Third, this sort of thing is going to become more widespread as long as the occupation continues. If we don’t get a two-state solution soon, Israel will be stuck running an apartheid system in the Occupied Territories and inflicting additional suffering on its Palestinian subjects. Defenders of the status quo in Israel and abroad will have to rely on more elaborate rationalizations and forms of deception to defend this situation, and they will wind up denouncing critics in increasingly harsh terms. This situation won’t be good for anyone, but that’s where we are headed if current efforts to bring about a two-state solution fail.
I might add that I dont support the “Boycott, Divestment and Sanctions Movement” myself. This is partly because I’m uncomfortable with even mild forms of collective punishment and partly because, like Gordon himself, I do worry about the double-standard issue (i.e., if you think it’s ok to boycott Israel, why not China or Burma or any number of other countries?). And I’m especially leery of efforts to interfere with academic exchanges, because I don’t like anything that interferes with free speech or obstructs the free flow of ideas. But I respect Gordon’s motives and his op-ed did make me wonder: what if he’s correct and this is in fact the only way to get a two-state solution? Making people think is something scholars are supposed to do, right?
Uriel Sinai/Getty Images
Josh Rogin covers national security and foreign policy and writes the daily Web column The Cable. His column appears bi-weekly in the print edition of The Washington Post. He can be reached for comments or tips at email@example.com.
Previously, Josh covered defense and foreign policy as a staff writer for Congressional Quarterly, writing extensively on Iraq, Afghanistan, Guantánamo Bay, U.S.-Asia relations, defense budgeting and appropriations, and the defense lobbying and contracting industries. Prior to that, he covered military modernization, cyber warfare, space, and missile defense for Federal Computer Week Magazine. He has also served as Pentagon Staff Reporter for the Asahi Shimbun, Japan's leading daily newspaper, in its Washington, D.C., bureau, where he reported on U.S.-Japan relations, Chinese military modernization, the North Korean nuclear crisis, and more.
A graduate of George Washington University's Elliott School of International Affairs, Josh lived in Yokohama, Japan, and studied at Tokyo's Sophia University. He speaks conversational Japanese and has reported from the region. He has also worked at the House International Relations Committee, the Embassy of Japan, and the Brookings Institution.

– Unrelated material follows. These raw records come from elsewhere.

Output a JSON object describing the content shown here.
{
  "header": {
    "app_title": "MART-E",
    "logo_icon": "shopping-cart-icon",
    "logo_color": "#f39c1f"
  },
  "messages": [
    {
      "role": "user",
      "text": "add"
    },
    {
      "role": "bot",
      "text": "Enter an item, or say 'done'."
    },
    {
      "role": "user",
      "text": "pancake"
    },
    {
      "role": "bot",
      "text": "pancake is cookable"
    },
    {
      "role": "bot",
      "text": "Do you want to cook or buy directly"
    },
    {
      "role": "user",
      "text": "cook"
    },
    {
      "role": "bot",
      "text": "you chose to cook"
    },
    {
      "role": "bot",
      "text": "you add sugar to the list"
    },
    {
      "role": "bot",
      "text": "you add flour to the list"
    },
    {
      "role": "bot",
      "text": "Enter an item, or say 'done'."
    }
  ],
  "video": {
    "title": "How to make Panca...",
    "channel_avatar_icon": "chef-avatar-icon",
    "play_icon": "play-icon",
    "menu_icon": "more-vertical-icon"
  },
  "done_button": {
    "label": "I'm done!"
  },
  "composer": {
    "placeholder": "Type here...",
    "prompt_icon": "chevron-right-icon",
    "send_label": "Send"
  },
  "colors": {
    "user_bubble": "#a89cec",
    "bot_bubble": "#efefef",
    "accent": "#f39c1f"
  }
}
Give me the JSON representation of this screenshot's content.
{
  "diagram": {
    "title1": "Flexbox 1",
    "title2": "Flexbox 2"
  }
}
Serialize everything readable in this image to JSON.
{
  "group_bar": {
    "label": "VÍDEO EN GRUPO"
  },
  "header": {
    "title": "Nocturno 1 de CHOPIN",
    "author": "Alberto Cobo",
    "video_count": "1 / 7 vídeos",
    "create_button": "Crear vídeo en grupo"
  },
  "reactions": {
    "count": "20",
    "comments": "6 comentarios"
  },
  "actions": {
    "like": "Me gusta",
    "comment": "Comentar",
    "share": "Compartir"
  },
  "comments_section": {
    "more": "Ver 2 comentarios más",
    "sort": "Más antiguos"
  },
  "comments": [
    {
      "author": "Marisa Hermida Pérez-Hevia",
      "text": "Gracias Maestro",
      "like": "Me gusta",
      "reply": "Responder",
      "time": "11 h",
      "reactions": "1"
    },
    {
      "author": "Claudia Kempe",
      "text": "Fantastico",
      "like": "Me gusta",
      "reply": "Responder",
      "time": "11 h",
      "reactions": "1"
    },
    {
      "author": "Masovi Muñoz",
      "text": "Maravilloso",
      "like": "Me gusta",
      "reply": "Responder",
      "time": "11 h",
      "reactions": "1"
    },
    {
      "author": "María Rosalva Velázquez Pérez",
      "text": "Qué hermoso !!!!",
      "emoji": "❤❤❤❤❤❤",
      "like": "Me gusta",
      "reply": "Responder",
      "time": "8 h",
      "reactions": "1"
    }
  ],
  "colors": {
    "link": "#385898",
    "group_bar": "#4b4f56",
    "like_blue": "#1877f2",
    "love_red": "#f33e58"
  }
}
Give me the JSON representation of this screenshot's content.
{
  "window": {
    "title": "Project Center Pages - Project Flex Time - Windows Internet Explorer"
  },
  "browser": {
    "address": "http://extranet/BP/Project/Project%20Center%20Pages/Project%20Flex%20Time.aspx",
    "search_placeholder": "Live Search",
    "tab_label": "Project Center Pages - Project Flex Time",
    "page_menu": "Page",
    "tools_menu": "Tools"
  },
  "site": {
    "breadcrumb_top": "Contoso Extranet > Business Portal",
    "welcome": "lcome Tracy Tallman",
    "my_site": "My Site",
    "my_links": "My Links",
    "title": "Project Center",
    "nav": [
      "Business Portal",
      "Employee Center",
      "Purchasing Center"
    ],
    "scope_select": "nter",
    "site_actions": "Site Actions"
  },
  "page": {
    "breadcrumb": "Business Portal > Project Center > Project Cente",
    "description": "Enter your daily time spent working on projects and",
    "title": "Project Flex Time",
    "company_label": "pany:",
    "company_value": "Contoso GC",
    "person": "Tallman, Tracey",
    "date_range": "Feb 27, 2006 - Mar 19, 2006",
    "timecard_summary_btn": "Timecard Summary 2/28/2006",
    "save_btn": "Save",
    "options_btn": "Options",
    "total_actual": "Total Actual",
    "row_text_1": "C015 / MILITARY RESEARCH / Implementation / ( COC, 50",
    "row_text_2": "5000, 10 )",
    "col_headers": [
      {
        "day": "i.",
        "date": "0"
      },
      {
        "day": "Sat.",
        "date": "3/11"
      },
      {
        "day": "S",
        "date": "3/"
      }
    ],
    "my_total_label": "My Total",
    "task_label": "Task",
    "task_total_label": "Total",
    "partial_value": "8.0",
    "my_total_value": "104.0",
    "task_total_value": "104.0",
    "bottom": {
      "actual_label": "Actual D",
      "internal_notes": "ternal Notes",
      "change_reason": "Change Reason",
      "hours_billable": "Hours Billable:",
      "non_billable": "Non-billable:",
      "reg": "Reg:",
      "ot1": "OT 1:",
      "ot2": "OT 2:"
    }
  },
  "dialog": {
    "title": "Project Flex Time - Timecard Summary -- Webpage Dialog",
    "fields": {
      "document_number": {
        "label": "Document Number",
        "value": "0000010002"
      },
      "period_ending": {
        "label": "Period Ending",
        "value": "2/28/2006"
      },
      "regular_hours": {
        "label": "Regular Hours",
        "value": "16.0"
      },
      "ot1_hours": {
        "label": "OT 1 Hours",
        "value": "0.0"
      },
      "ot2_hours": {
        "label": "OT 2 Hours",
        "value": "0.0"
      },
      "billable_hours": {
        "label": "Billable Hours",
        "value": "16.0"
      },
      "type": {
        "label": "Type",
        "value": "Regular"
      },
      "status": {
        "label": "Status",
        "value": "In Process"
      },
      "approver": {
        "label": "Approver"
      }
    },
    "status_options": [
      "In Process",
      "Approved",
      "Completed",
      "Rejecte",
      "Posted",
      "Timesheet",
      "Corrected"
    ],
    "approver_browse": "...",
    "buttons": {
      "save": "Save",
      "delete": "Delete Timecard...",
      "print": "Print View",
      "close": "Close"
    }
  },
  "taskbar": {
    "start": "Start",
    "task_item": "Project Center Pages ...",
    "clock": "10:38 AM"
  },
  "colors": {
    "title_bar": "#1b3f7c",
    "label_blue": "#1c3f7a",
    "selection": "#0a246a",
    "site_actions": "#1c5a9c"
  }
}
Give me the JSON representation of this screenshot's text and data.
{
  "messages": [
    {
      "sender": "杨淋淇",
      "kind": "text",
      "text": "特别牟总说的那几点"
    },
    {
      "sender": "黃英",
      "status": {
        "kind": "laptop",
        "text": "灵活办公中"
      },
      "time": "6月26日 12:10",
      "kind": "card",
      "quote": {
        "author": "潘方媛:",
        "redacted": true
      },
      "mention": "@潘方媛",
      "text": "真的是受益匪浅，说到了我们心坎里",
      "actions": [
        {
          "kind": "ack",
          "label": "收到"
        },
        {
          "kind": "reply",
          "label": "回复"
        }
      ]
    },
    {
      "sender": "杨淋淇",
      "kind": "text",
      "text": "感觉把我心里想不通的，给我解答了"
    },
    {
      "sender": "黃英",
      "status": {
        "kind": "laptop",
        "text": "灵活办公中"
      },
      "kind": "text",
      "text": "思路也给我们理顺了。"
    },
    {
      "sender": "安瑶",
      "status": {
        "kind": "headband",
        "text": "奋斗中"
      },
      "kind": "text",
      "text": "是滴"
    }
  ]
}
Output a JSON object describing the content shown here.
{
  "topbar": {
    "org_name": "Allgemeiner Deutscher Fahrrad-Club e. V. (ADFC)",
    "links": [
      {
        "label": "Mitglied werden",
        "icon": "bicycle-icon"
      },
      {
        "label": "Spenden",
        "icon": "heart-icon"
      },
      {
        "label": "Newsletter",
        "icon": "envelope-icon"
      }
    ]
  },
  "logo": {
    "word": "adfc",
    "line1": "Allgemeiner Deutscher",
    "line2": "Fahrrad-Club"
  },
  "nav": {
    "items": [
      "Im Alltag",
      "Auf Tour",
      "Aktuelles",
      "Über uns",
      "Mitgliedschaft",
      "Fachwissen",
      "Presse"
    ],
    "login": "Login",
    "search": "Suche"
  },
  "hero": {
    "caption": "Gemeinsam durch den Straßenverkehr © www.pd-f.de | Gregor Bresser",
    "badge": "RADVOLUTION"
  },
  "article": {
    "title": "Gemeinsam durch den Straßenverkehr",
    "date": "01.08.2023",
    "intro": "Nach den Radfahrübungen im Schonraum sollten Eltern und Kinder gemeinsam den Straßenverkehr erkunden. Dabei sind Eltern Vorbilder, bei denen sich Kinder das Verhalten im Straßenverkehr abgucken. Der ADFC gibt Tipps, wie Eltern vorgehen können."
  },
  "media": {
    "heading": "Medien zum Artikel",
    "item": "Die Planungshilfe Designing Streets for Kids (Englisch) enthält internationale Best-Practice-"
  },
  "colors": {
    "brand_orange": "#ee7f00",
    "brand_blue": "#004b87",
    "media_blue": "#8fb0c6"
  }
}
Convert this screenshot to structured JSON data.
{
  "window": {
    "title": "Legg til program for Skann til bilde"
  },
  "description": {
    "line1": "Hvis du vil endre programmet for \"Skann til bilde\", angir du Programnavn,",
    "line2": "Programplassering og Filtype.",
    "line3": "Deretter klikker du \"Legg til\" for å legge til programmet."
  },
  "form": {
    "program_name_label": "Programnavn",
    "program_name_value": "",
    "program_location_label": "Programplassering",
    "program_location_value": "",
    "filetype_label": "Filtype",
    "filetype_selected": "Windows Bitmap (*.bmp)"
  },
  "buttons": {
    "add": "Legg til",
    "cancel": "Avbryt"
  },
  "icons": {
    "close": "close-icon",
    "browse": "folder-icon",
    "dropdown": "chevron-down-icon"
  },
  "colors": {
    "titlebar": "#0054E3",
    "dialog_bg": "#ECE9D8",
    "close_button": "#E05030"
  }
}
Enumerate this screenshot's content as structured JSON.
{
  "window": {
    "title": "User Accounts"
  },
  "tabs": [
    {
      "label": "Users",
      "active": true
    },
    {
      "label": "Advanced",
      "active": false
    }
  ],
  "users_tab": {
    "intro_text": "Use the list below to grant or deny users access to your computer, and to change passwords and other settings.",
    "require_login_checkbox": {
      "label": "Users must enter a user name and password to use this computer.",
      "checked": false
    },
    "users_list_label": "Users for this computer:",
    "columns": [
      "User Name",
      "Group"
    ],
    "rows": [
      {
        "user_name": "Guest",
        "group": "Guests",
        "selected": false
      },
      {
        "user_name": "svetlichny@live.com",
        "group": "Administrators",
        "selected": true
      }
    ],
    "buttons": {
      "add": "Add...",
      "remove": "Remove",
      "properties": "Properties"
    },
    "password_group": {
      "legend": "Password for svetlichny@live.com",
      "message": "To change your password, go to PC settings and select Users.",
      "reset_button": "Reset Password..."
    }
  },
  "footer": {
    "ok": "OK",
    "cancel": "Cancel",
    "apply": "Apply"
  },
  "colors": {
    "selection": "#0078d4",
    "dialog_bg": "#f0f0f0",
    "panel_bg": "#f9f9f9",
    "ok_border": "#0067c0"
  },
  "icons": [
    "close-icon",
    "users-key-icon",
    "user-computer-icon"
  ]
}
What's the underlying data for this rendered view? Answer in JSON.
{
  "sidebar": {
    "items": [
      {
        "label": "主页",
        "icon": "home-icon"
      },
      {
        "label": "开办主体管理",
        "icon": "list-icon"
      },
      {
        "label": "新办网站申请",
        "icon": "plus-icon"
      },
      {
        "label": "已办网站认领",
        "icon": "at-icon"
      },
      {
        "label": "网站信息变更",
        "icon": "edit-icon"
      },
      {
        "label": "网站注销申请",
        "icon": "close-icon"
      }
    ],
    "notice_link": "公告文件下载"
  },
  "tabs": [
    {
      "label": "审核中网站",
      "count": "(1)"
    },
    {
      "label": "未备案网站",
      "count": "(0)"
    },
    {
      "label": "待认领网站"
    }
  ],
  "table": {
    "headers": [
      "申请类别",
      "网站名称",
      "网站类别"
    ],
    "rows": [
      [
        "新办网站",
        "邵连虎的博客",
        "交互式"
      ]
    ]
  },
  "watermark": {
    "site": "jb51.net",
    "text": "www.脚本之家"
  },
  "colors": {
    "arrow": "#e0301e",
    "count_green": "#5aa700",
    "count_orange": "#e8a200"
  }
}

Josh's reporting has been featured on CNN, MSNBC, C-Span, CBS, ABC, NPR, WTOP, and several other outlets. He was a 2008-2009 National Press Foundation's Paul Miller Washington Reporting Fellow, 2009 military reporting fellow with the Knight Center for Specialized Journalism and the 2011 recipient of the InterAction Award for Excellence in International Reporting. He hails from Philadelphia and lives in Washington, D.C.| The Cable |